Finally we have Deborah MacGillivray.  Her books, A Restless Knight and In Her Bed sold to Japan.   A Restless Knight had already sold to Germany.  Deborah also shared "I do wonder about translations.  A very nice lady from Spain posted aobut my book on her site.  I had written ‘…there was only this knight dressed all in black…’  The translation she did came out "There was this knight in a black dress.’"  Yikes, I wonder how you stop that from happening.  I can only imagine how exciting it is to sell a book here in the U.S., but to have it go to other countries and be retold in their languages must be thrilling beyond words.  So, a big Beyond Her Book high five to you.                                                              

Bottom line:  All of a sudden I’m craving Cuban food…but I think I’ll have dessert first.

Friday Reading Madness

Barbara Vey -- December 14th, 2007

Another busy week here.  Monday was news and kudos, Tuesday was giving books for Christmas, Wednesday had the WW ladie’s friends with book blurbs and yesterday we strung lights on the Christmas tree.  Now today I get to tell you what I was doing in my spare time this week…reading, of course.


First up is Hot by Julia Harper.   Turner Hastings is working a Saturday shift at the bank when 2 inept robbers hold the place up.  This is the opportunity she needs to right a wrong from 4 years ago.  So, she takes papers that will prove her uncle innocent of embezzelment, but now is on the lam herself.  Enter Special Agent John MacKinnon of the FBI who feels the woman is the mastermind of the robbery gang.   

There were several things that made this book a definite re-read for me.  First, the development of the relationship between the characters without them even meeting in person.  Their entire communication was done by cell phone and we still manage to learn so much about them.  The second hook was the setting of the book.  Yes, it was Wisconsin.  I live in a small town in Wisconsin and Julia was dead on with her descriptions of the police and politicians, as well as dynamics of  small town living.  The final straw was mentioning Ned Yost (manager of the Milwaukee Brewers…but you knew that already) in the first chapter.  Hooked me and didn’t let go.  This is a delightful, entertaining romp through the Badger State (remember this, you’ll need it in the book) with characters you won’t soon forget.

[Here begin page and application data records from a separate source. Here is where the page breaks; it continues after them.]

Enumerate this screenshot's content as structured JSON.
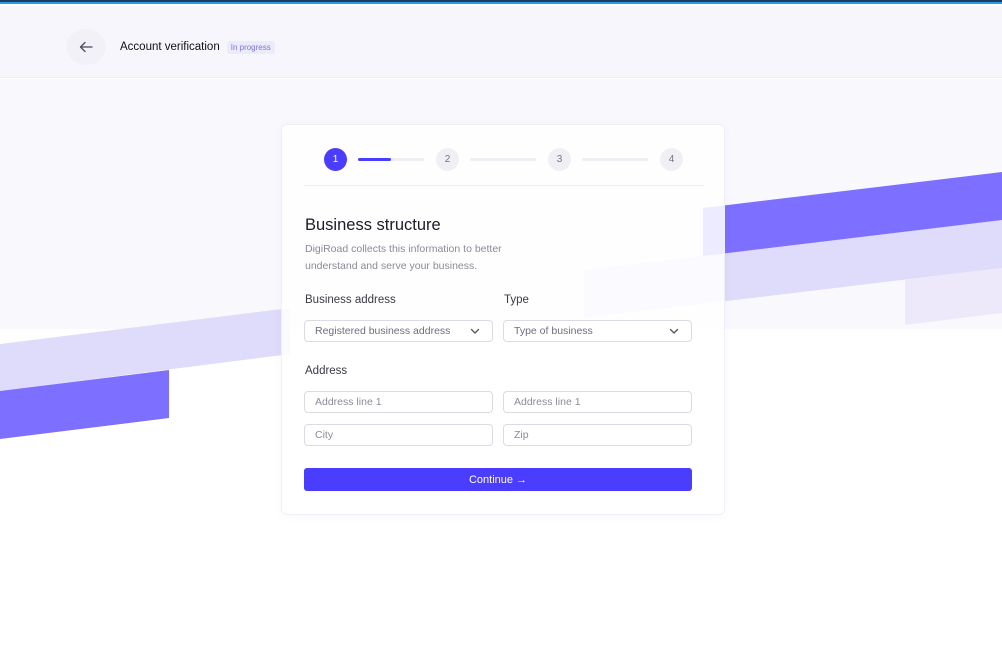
{
  "header": {
    "back_icon": "arrow-left-icon",
    "title": "Account verification",
    "badge": "In progress"
  },
  "stepper": {
    "steps": [
      "1",
      "2",
      "3",
      "4"
    ],
    "current_step": 1,
    "progress_fraction": 0.5
  },
  "form": {
    "title": "Business structure",
    "description": "DigiRoad collects this information to better understand and serve your business.",
    "business_address_label": "Business address",
    "business_address_value": "Registered business address",
    "type_label": "Type",
    "type_value": "Type of business",
    "address_label": "Address",
    "address_line_1_placeholder": "Address line 1",
    "address_line_2_placeholder": "Address line 1",
    "city_placeholder": "City",
    "zip_placeholder": "Zip",
    "continue_label": "Continue →"
  },
  "colors": {
    "accent": "#4a3dff",
    "ribbon_dark": "#7b6cff",
    "ribbon_light": "#dcd8fb",
    "background": "#f9f8fd"
  }
}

Next up was The Perils of Pleasure by Julie Anne Long.  This historical romance has Colin Eversea, rich, rogue extraordinaire, on his way to the gallows for murder.  Madeline Greenway is the unconventional mercenary who plans the daring escape of the infamous murderer. It doesn’t take long for them to realize that someone wants Madeline dead, but Colin alive.  Joining forces seems a fate worse than death, but it is the only way for these two to solve the crime.  

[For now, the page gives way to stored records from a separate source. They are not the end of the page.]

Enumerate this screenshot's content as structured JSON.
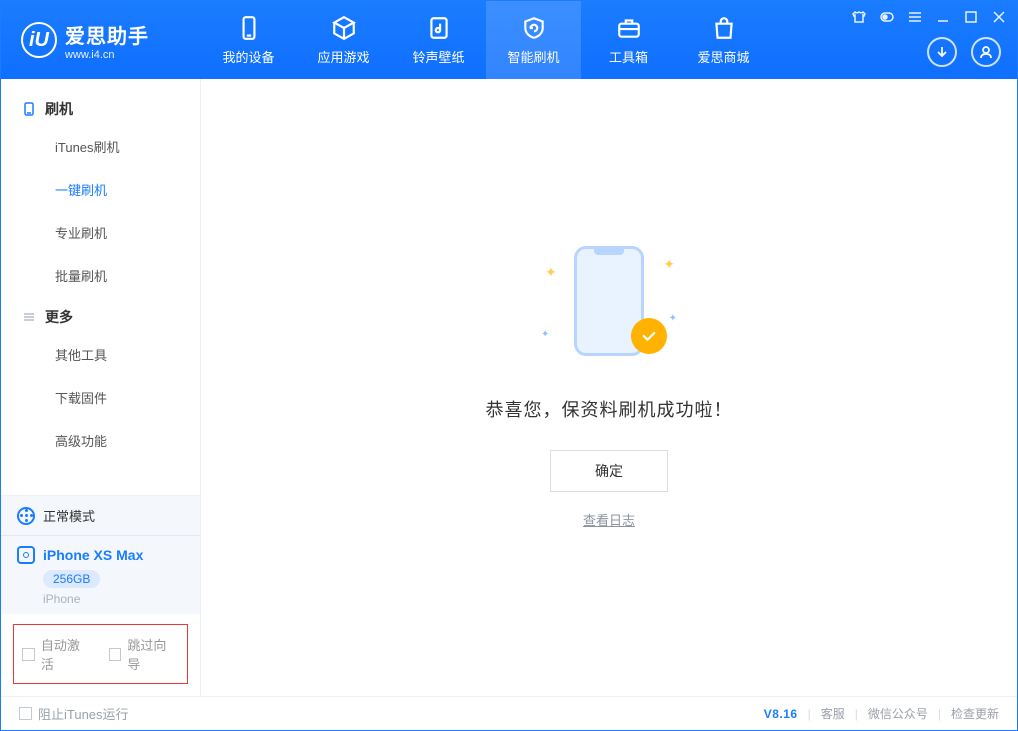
{
  "app": {
    "name": "爱思助手",
    "url": "www.i4.cn"
  },
  "tabs": [
    {
      "label": "我的设备"
    },
    {
      "label": "应用游戏"
    },
    {
      "label": "铃声壁纸"
    },
    {
      "label": "智能刷机"
    },
    {
      "label": "工具箱"
    },
    {
      "label": "爱思商城"
    }
  ],
  "sidebar": {
    "group_flash": "刷机",
    "items_flash": [
      {
        "label": "iTunes刷机"
      },
      {
        "label": "一键刷机"
      },
      {
        "label": "专业刷机"
      },
      {
        "label": "批量刷机"
      }
    ],
    "group_more": "更多",
    "items_more": [
      {
        "label": "其他工具"
      },
      {
        "label": "下载固件"
      },
      {
        "label": "高级功能"
      }
    ]
  },
  "mode": {
    "label": "正常模式"
  },
  "device": {
    "name": "iPhone XS Max",
    "capacity": "256GB",
    "type": "iPhone"
  },
  "options": {
    "auto_activate": "自动激活",
    "skip_guide": "跳过向导"
  },
  "main": {
    "success_message": "恭喜您，保资料刷机成功啦！",
    "ok_button": "确定",
    "view_log": "查看日志"
  },
  "statusbar": {
    "block_itunes": "阻止iTunes运行",
    "version": "V8.16",
    "links": {
      "support": "客服",
      "wechat": "微信公众号",
      "update": "检查更新"
    }
  }
}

This is a whodunit that would make Agatha Christie proud.  The plot twists and turns and characters never seem to be who or what they say they are.  The dialog between Madeline and Colin is delightful .  It’s amazing to watch them grow to trust by just observing one another.  In this book, there are times the characters actions definitely speak louder than words.  Anyway, great story that keep me reading well into the night and I look forward to many more of Julie’s books.

Two great book covers.  I love them both, but for different reasons.  These covers let the reader know what kind of books they will be reading.  I like it when they stay true to the story.

I read one more book, but I’m saving it for next week.  Here’s your chance to let everyone know who/what you’re reading.

Bottom Line:  Have you been studying your sex myths from yesterday’s blog?  Possible pop quiz next week, be prepared.